New Ethane Carriers Use Cargo, Fuel MAN ME-GI Engines
MAN Diesel & Turbo say that Ocean Yield ASA, the Oslo-based shipowner, has placed orders for three LEGCs (Liquefied Ethylene Gas Carriers) of 36,000 cbm capacity, to be built at Sinopacific Offshore & Engineering, China. Each will be powered by a single MAN B&W ME-GI low-speed, dual-fuel engine. The engines will run on the ethane cargo, and this will be the first time, according to MAN, it has been used as fuel to propel an oceangoing vessel.
Hartmann Schiffahrt, part of Hartmann AG, the German ship-owning and management group, has acted as technical leader on the LEGC project, while Gaschem Service, another Hartmann division, is commercially responsible for the employment of the vessel. The vessels are scheduled for delivery in August, October and December 2016 respectively.
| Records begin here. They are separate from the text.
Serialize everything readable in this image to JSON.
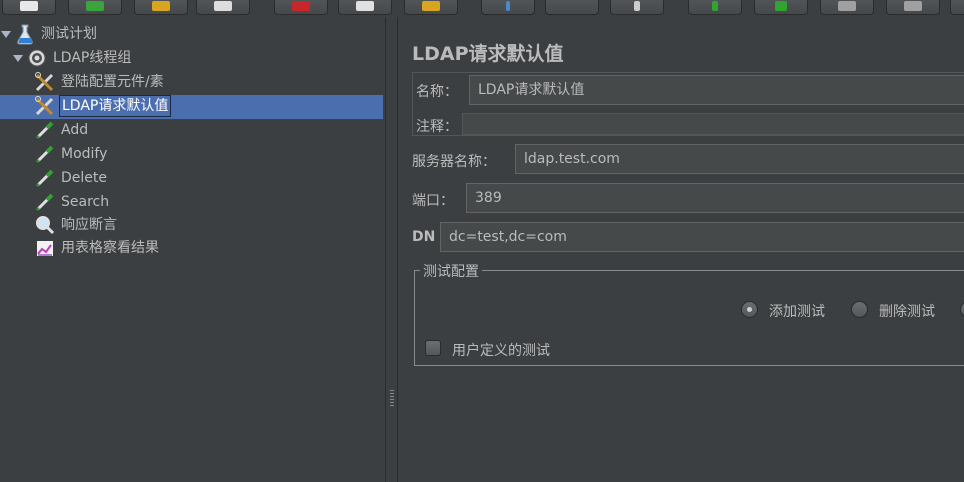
{
  "tree": {
    "items": [
      {
        "label": "测试计划",
        "icon": "flask-icon"
      },
      {
        "label": "LDAP线程组",
        "icon": "gear-icon"
      },
      {
        "label": "登陆配置元件/素",
        "icon": "wrench-scissors-icon"
      },
      {
        "label": "LDAP请求默认值",
        "icon": "wrench-scissors-icon"
      },
      {
        "label": "Add",
        "icon": "pipette-icon"
      },
      {
        "label": "Modify",
        "icon": "pipette-icon"
      },
      {
        "label": "Delete",
        "icon": "pipette-icon"
      },
      {
        "label": "Search",
        "icon": "pipette-icon"
      },
      {
        "label": "响应断言",
        "icon": "magnifier-icon"
      },
      {
        "label": "用表格察看结果",
        "icon": "chart-icon"
      }
    ]
  },
  "panel": {
    "title": "LDAP请求默认值",
    "name_label": "名称：",
    "name_value": "LDAP请求默认值",
    "comment_label": "注释：",
    "server_label": "服务器名称：",
    "server_value": "ldap.test.com",
    "port_label": "端口：",
    "port_value": "389",
    "dn_label": "DN",
    "dn_value": "dc=test,dc=com",
    "group": {
      "legend": "测试配置",
      "radio_add": "添加测试",
      "radio_delete": "删除测试",
      "checkbox_user": "用户定义的测试"
    }
  },
  "colors": {
    "selection": "#4b6eaf",
    "background": "#3c3f41"
  }
}
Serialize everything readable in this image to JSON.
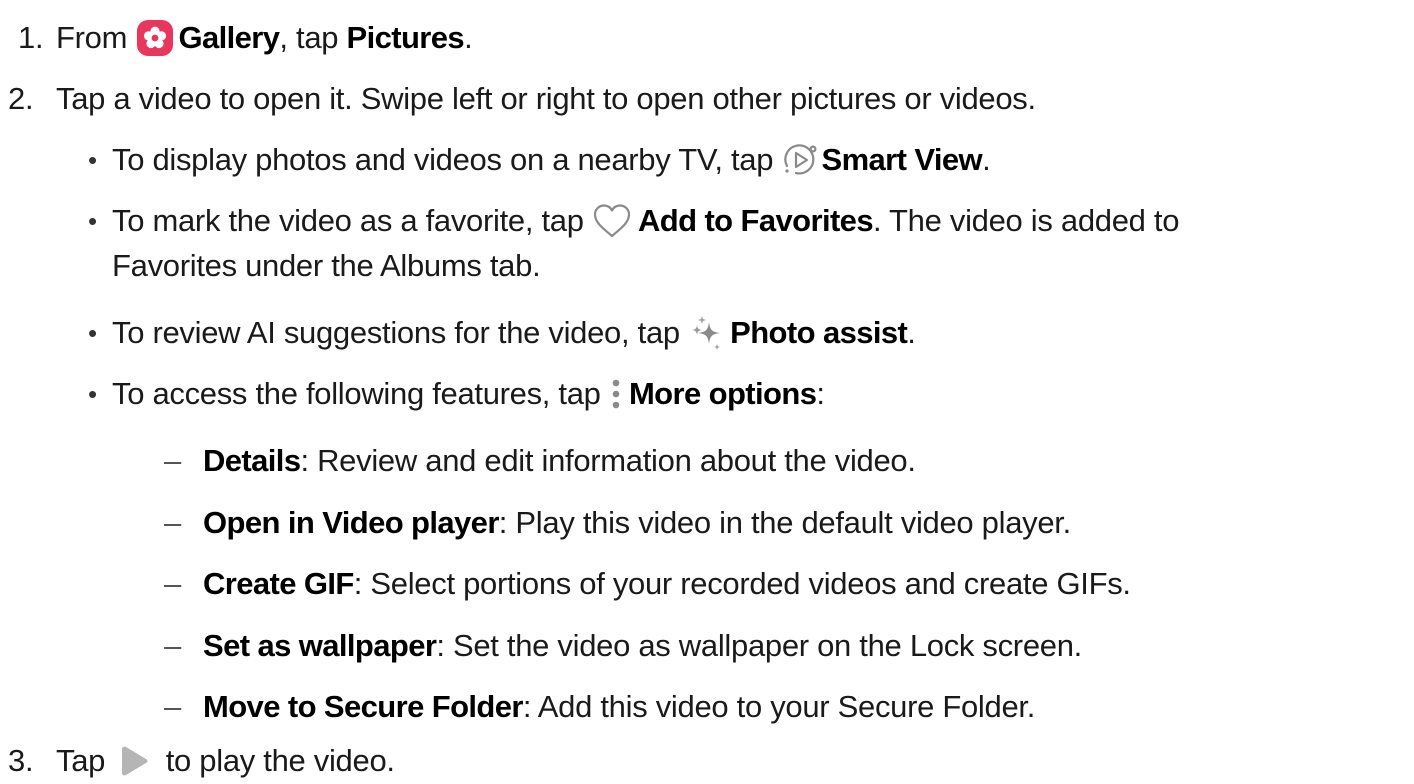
{
  "steps": [
    {
      "number": "1.",
      "text_before": "From ",
      "gallery_label": "Gallery",
      "text_mid": ", tap ",
      "pictures_label": "Pictures",
      "text_end": "."
    },
    {
      "number": "2.",
      "text": "Tap a video to open it. Swipe left or right to open other pictures or videos.",
      "bullets": [
        {
          "before": "To display photos and videos on a nearby TV, tap ",
          "label": "Smart View",
          "after": "."
        },
        {
          "before": "To mark the video as a favorite, tap ",
          "label": "Add to Favorites",
          "after": ". The video is added to",
          "continuation": "Favorites under the Albums tab."
        },
        {
          "before": "To review AI suggestions for the video, tap ",
          "label": "Photo assist",
          "after": "."
        },
        {
          "before": "To access the following features, tap ",
          "label": "More options",
          "after": ":"
        }
      ],
      "subitems": [
        {
          "term": "Details",
          "desc": ": Review and edit information about the video."
        },
        {
          "term": "Open in Video player",
          "desc": ": Play this video in the default video player."
        },
        {
          "term": "Create GIF",
          "desc": ": Select portions of your recorded videos and create GIFs."
        },
        {
          "term": "Set as wallpaper",
          "desc": ": Set the video as wallpaper on the Lock screen."
        },
        {
          "term": "Move to Secure Folder",
          "desc": ": Add this video to your Secure Folder."
        }
      ]
    },
    {
      "number": "3.",
      "before": "Tap ",
      "after": " to play the video."
    }
  ],
  "icons": {
    "gallery": "gallery-flower-icon",
    "smart_view": "smart-view-icon",
    "favorite": "heart-outline-icon",
    "photo_assist": "sparkle-icon",
    "more_options": "vertical-dots-icon",
    "play": "play-icon"
  },
  "colors": {
    "gallery_icon_bg": "#e8365d",
    "icon_gray": "#8a8a8a",
    "text": "#1a1a1a"
  }
}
MAN Diesel & Turbo reports that ethane was chosen as fuel, in preference to HFO, due to its more competitive pricing as well as the significantly shorter bunkering time it entails. As a fuel, its emissions profile is also superior to HFO – in which respect it is similar to methane – and compared to HFO contains negligible sulphur, 15-20% lower CO2 and emits significantly fewer particles under combustion. MAN Diesel & Turbo also states that the ME-GI engines will be set up such that they can easily be converted to run on methane as an alternative, as per the owner’s wish.
Ethylene carriers are generally considered the most sophisticated of all gas tankers and are capable of carrying most liquefied gas cargoes, but also ethylene at its atmospheric boiling point of −104 °C. These vessels have insulated, 5% nickel-steel cargo tanks and can accommodate most liquefied gas cargoes up to a maximum specific gravity of 1.8 at temperatures ranging from −104°C to +80 °C at a maximum tank pressure of 4 bar.
While ME-GI engines have been designed for use by several, different fuel types to date, ethane is a new departure. Ethane is one of the natural-gas liquids (NGLs) that are naturally occurring elements found in natural gas (and frequently separated removed and sold as a separate product), and include propane and butane, among others.
The ME-GI engine
MAN explains that this engine represents the culmination of many years’ work and gives shipowners and operators the option of utilising fuel or gas depending on relative price and availability, as well as environmental considerations.
The ME-GI uses high-pressure gas injection that allows it to maintain the numerous positive attributes of MAN B&W low-speed engines that have made them the default choice of the maritime community.
An ME-LGI counterpart that uses LPG, methanol and other liquid gasses is also available, and has already been ordered.